The natural habitat of Dendrobium orchids is in the canopy of tall trees where they can receive as much light as possible. Home growing conditions can mimic this by keeping orchids out of full shade. Morning sun with some afternoon shade is beneficial. Orchids grown in sufficient light have yellowish-green leaves and strong upright growth. Dendrobiums will not bloom abundantly in dim or insufficient light. They grow well under trees with a high canopy.
Orchids do not grow in soil; unlike many other plants, their roots need air. The potting medium for Dendrobiums should be very porous, open and have exceptionally good drainage. One mixture is two parts granulated charcoal, two parts sifted perlite and one part sterile potting mixture. They are cannot thrive in a stagnant growing medium. Air circulation is essential for all parts of the plant. Some growers use an overhead fan to gently move the air.

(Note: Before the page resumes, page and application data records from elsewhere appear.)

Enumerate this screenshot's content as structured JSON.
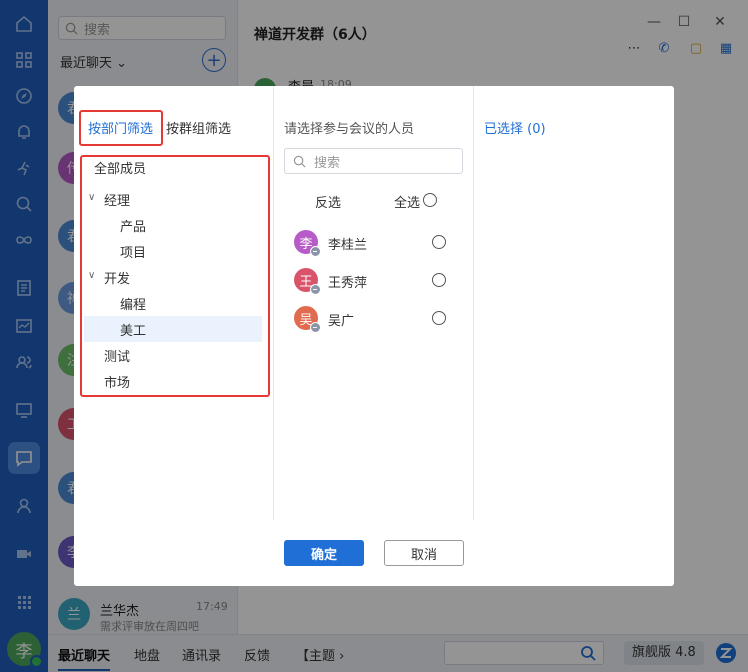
{
  "sidebar": {
    "search_placeholder": "搜索",
    "recent_label": "最近聊天",
    "conversations": [
      {
        "avatar": "君",
        "color": "#4a8ad6"
      },
      {
        "avatar": "传",
        "color": "#b65bc7"
      },
      {
        "avatar": "君",
        "color": "#4a8ad6"
      },
      {
        "avatar": "禅",
        "color": "#6b9be0"
      },
      {
        "avatar": "注",
        "color": "#6cbf6a"
      },
      {
        "avatar": "工",
        "color": "#d9536b"
      },
      {
        "avatar": "君",
        "color": "#4a8ad6"
      },
      {
        "avatar": "李",
        "color": "#6b5bc7"
      },
      {
        "avatar": "兰",
        "color": "#3aa7c4"
      }
    ],
    "last_conversation": {
      "name": "兰华杰",
      "time": "17:49",
      "preview": "需求评审放在周四吧"
    },
    "user_avatar": "李"
  },
  "chat": {
    "title": "禅道开发群（6人）",
    "sender_name": "李晨",
    "sender_time": "18:09"
  },
  "bottom": {
    "tabs": [
      "最近聊天",
      "地盘",
      "通讯录",
      "反馈",
      "【主题 ›"
    ],
    "version": "旗舰版 4.8"
  },
  "dialog": {
    "tab_department": "按部门筛选",
    "tab_group": "按群组筛选",
    "tree": {
      "all": "全部成员",
      "manager": "经理",
      "product": "产品",
      "project": "项目",
      "dev": "开发",
      "coding": "编程",
      "art": "美工",
      "test": "测试",
      "market": "市场"
    },
    "mid_title": "请选择参与会议的人员",
    "mid_search_placeholder": "搜索",
    "invert_label": "反选",
    "select_all_label": "全选",
    "people": [
      {
        "avatar": "李",
        "name": "李桂兰",
        "color": "#b65bc7"
      },
      {
        "avatar": "王",
        "name": "王秀萍",
        "color": "#d9536b"
      },
      {
        "avatar": "吴",
        "name": "吴广",
        "color": "#e06b4f"
      }
    ],
    "selected_label": "已选择 (0)",
    "ok_label": "确定",
    "cancel_label": "取消"
  }
}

The American Orchid Society reports that more orchids are killed by incorrect watering than anything else. Dendrobium orchids of all varieties should be watered only when dry to the touch. Let them go dry between watering. Time varies according to individual growing conditions. Plastic pots feel much lighter when it is time to water. Irrigate the plants freely until water runs through the drainage holes. This also flushes out salts. Water Dendrobium orchids thoroughly at least once a month.
Dendrobium orchids bloom more abundantly when they are fertilized regularly. Typically this is once a week during the summer and every two weeks in the winter. Water the plant first and then apply a diluted mixture. There are many types of orchid fertilizers available at garden centers. Dilute commercial fertilizers to 1/2 the recommended strength. A compost tea made with one tablespoon compost to one gallon of water will provide balanced nutrients.

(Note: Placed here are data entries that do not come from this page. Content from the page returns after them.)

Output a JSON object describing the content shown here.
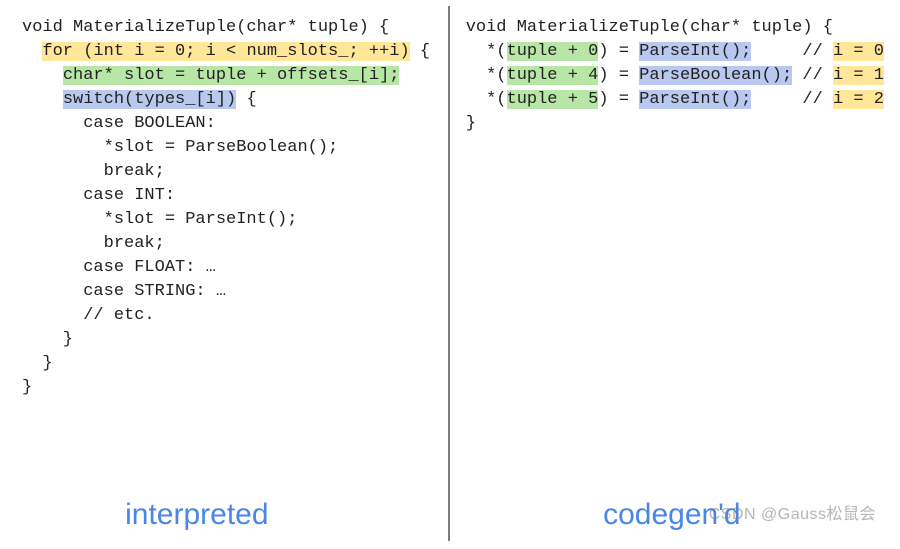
{
  "left": {
    "lines": [
      [
        {
          "t": "void MaterializeTuple(char* tuple) {",
          "hl": ""
        }
      ],
      [
        {
          "t": "  ",
          "hl": ""
        },
        {
          "t": "for (int i = 0; i < num_slots_; ++i)",
          "hl": "yellow"
        },
        {
          "t": " {",
          "hl": ""
        }
      ],
      [
        {
          "t": "    ",
          "hl": ""
        },
        {
          "t": "char* slot = tuple + offsets_[i];",
          "hl": "green"
        }
      ],
      [
        {
          "t": "    ",
          "hl": ""
        },
        {
          "t": "switch(types_[i])",
          "hl": "blue"
        },
        {
          "t": " {",
          "hl": ""
        }
      ],
      [
        {
          "t": "      case BOOLEAN:",
          "hl": ""
        }
      ],
      [
        {
          "t": "        *slot = ParseBoolean();",
          "hl": ""
        }
      ],
      [
        {
          "t": "        break;",
          "hl": ""
        }
      ],
      [
        {
          "t": "      case INT:",
          "hl": ""
        }
      ],
      [
        {
          "t": "        *slot = ParseInt();",
          "hl": ""
        }
      ],
      [
        {
          "t": "        break;",
          "hl": ""
        }
      ],
      [
        {
          "t": "      case FLOAT: …",
          "hl": ""
        }
      ],
      [
        {
          "t": "      case STRING: …",
          "hl": ""
        }
      ],
      [
        {
          "t": "      // etc.",
          "hl": ""
        }
      ],
      [
        {
          "t": "    }",
          "hl": ""
        }
      ],
      [
        {
          "t": "  }",
          "hl": ""
        }
      ],
      [
        {
          "t": "}",
          "hl": ""
        }
      ]
    ],
    "caption": "interpreted"
  },
  "right": {
    "lines": [
      [
        {
          "t": "void MaterializeTuple(char* tuple) {",
          "hl": ""
        }
      ],
      [
        {
          "t": "  *(",
          "hl": ""
        },
        {
          "t": "tuple + 0",
          "hl": "green"
        },
        {
          "t": ") = ",
          "hl": ""
        },
        {
          "t": "ParseInt();",
          "hl": "blue"
        },
        {
          "t": "     // ",
          "hl": ""
        },
        {
          "t": "i = 0",
          "hl": "yellow"
        }
      ],
      [
        {
          "t": "  *(",
          "hl": ""
        },
        {
          "t": "tuple + 4",
          "hl": "green"
        },
        {
          "t": ") = ",
          "hl": ""
        },
        {
          "t": "ParseBoolean();",
          "hl": "blue"
        },
        {
          "t": " // ",
          "hl": ""
        },
        {
          "t": "i = 1",
          "hl": "yellow"
        }
      ],
      [
        {
          "t": "  *(",
          "hl": ""
        },
        {
          "t": "tuple + 5",
          "hl": "green"
        },
        {
          "t": ") = ",
          "hl": ""
        },
        {
          "t": "ParseInt();",
          "hl": "blue"
        },
        {
          "t": "     // ",
          "hl": ""
        },
        {
          "t": "i = 2",
          "hl": "yellow"
        }
      ],
      [
        {
          "t": "}",
          "hl": ""
        }
      ]
    ],
    "caption": "codegen'd"
  },
  "watermark": "CSDN @Gauss松鼠会"
}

Dendrobium orchid roots grow over the edge of the pot occasionally but it does not indicate it's time to repot the plant. Repot when the body of the plant has grown over the edge or the planting medium breaks down. The beginning of the growing season is the best time to repot orchids. Gently remove the plant and the old potting medium and cut away any dead, brown roots. Place it in the new pot and gently surround it with new growing medium. Water lightly until the orchid establishes itself.